The texture of the end of “The Clone Wars” is extremely menacing and it should be in the essence of what it shows. This essence and, as an addendum, makes what happens in “Revenge Of The Sith” even more tragic. David Filoni, his directors and even composer Kevin Kiner understands this. These last few episodes are darker and more textured than anything that came before it. The original series was one of strategy and journey. These episodes are about loss and choice. Ahsoka Tano is the focus of it. Without giving too much away in this episode, it starts to bring together the strands that led to later perceptions. The use of one line from “Rogue One” at a certain point means so much in the context of everything. However it makes what is shown undeniable. As much as “The Rise Of Skywalker” wanted to be that moment, there has to be a loss which is felt and stakes where something is primarily so encompassing that it cannot be fixed.

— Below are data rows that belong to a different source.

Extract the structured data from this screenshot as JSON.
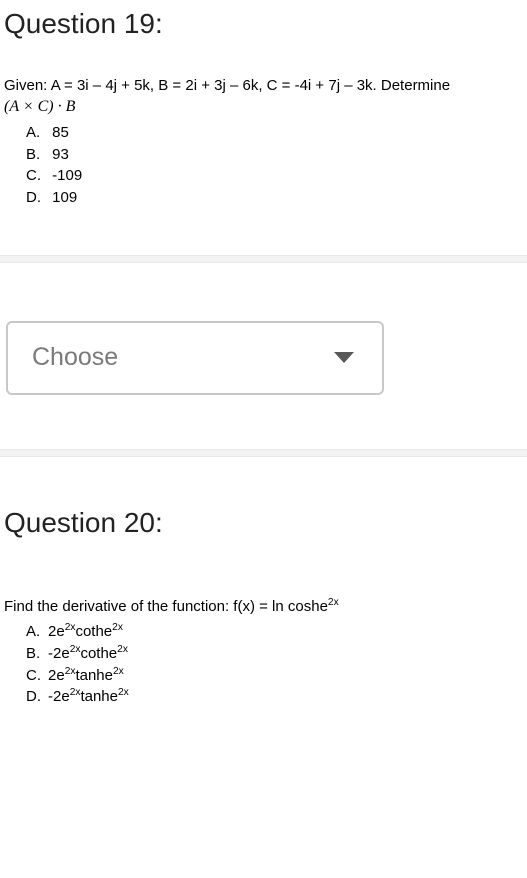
{
  "q19": {
    "title": "Question 19:",
    "prompt_line1": "Given:  A = 3i – 4j + 5k, B = 2i + 3j – 6k, C = -4i + 7j – 3k.  Determine",
    "prompt_line2_html": "(A × C) · B",
    "options": {
      "a": {
        "letter": "A.",
        "text": "85"
      },
      "b": {
        "letter": "B.",
        "text": "93"
      },
      "c": {
        "letter": "C.",
        "text": "-109"
      },
      "d": {
        "letter": "D.",
        "text": "109"
      }
    }
  },
  "dropdown": {
    "placeholder": "Choose"
  },
  "q20": {
    "title": "Question 20:",
    "prompt_prefix": "Find the derivative of the function: f(x) = ln coshe",
    "prompt_sup": "2x",
    "options": {
      "a": {
        "letter": "A.",
        "pre": "2e",
        "sup1": "2x",
        "mid": "cothe",
        "sup2": "2x"
      },
      "b": {
        "letter": "B.",
        "pre": "-2e",
        "sup1": "2x",
        "mid": "cothe",
        "sup2": "2x"
      },
      "c": {
        "letter": "C.",
        "pre": "2e",
        "sup1": "2x",
        "mid": "tanhe",
        "sup2": "2x"
      },
      "d": {
        "letter": "D.",
        "pre": "-2e",
        "sup1": "2x",
        "mid": "tanhe",
        "sup2": "2x"
      }
    }
  }
}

The actions that happen at the end of “Revenge Of The Sith” are just that. But like the previous episode [Ep 10], seeing it from another perspective, specifically the person closer to Anakin than anyone, maybe save for Padme, is undeniable but also heartbreaking. There are crucial points in this episode where small choices are made, specifically by Tano, that are seen as necessary but have repercussions but couldn’t have been done any other way. This comes back in balance to the will of The Force. Tano’s training and Anakin’s teachings have allowed her to be this way, problem solve and think outside of the box. However, and it is not her possibility but ego gets in the way. The revelation is that you see how this affects Maul but it doesn’t take away from his base nature as it doesn’t take away from Tano’s. One progression of the scenes is so filled with dread because of the tone and specifically the music that it takes on a whole different connotation in the Star Wars Universe, a darker one we rarely see. The music is so undeniably changed. The reality is that this doesn’t end well not overly playing the melodrama, Filoni and his team keep it tight and add in Easter Eggs that are both relevant to fans but effective in general as a story. There are odes to “Rebels” but also visions of what is to come without actually showing it which is always tricky in animation. These episodes are getting more and more crucial and the vision is razor sharp. The wrap up episode comes next and sets the next interlocking puzzle piece of what is to come.
By Tim Wassberg
The doubt of doing the right thing revolves in the progression of what is being fought for. Like the last episode “Deal No Deal”, Episode 7 of the Final Season of “The Clone Wars” entitled “Dangerous Debt” borrows in the movement of what Ahsoka Tano needs to prove and what her path is. While there are some interesting moments, the story drags a little. Perspective for the most part is needed. This shows at one point in understanding the inclusion of the sisters Martez that Ahsoka now finds herself with. The interesting thing that the writing does here is place a previous event which might have been fleeting to other characters before that in a split second changes the perception elsewhere. The problem is that the moment in the episode could have had much more resonance. There is less soaring cinematics here than one would think. There is definitely room for them but unlike early episodes it seems to be rushing the story back and forth quickly when it doesn’t need to.
The true story we want to watch is Ahsoka’s pull versus and against for using The Force. That is the true existential element here but 3 episodes into her arc in this season, it is not emotionally tugging enough. Ahsoka is very smart. She left the Jedi Order for a reason. But watching people fail even though the instinct is to help is an interesting quandary. We need to see more of that. It is in this case that flashbacks, even briefly would be acceptable, even for an ardent follower of the show. “Dangerous Debt” refers to a shipment of spice that Ahsoka’s new friends dumped impulsively that lands them on a prison planet under criminals. There is an interesting small story point playing with a voice that sounds all too familiar but the time frame is all wrong. There is a plan for Ahsoka but it would be interesting to see a little bit more of those quiet moments balanced with the awe sometimes Star Wars has.
By Tim Wassberg
The progression of “The Clone Wars” in the addendum that Dave Filoni has created is starting to dovetail a little bit into what is creating a bigger superstructure of where “Revenge Of The Sith” actually ends up. The initial structure of “The Bad Batch” was seemingly working on the reflective ground of earlier material which is interesting considering the recent backlash against “The Rise Of Skywalker” as far as retreading over what some might call common ground. With Episode 3, “On The Wings Of Keeradaks” the essence of what be called the Judas complex within the story line gets different but one might very well understand the nature of what is happening but also how the humanity of the clones, specifically Rex, could have been the undoing of the Republic. It is a long scale game that only someone with the foresight of The Emperor could understand but the fact that The Clone Wars is thinking along those lines makes it feel more like Rebels at times because of impact.
While much of the episode takes place inside the complex and has its share of humor, when it makes its way outside there is more a sense of scale especially in one crossing sequence, which has some odes to Cloud City in a way from “Empire Strikes Back”. It makes the clones even more human in a way and reaffirms a theme of faith per se which might have been missing from earlier seasons of “Clone Wars”. The key aspect that moves towards the end of the episode is how rules of war change but the hardest aspect to see is sometimes the darkness within which is a continual theme of the “Star Wars” universe that will never change.
By Tim Wassberg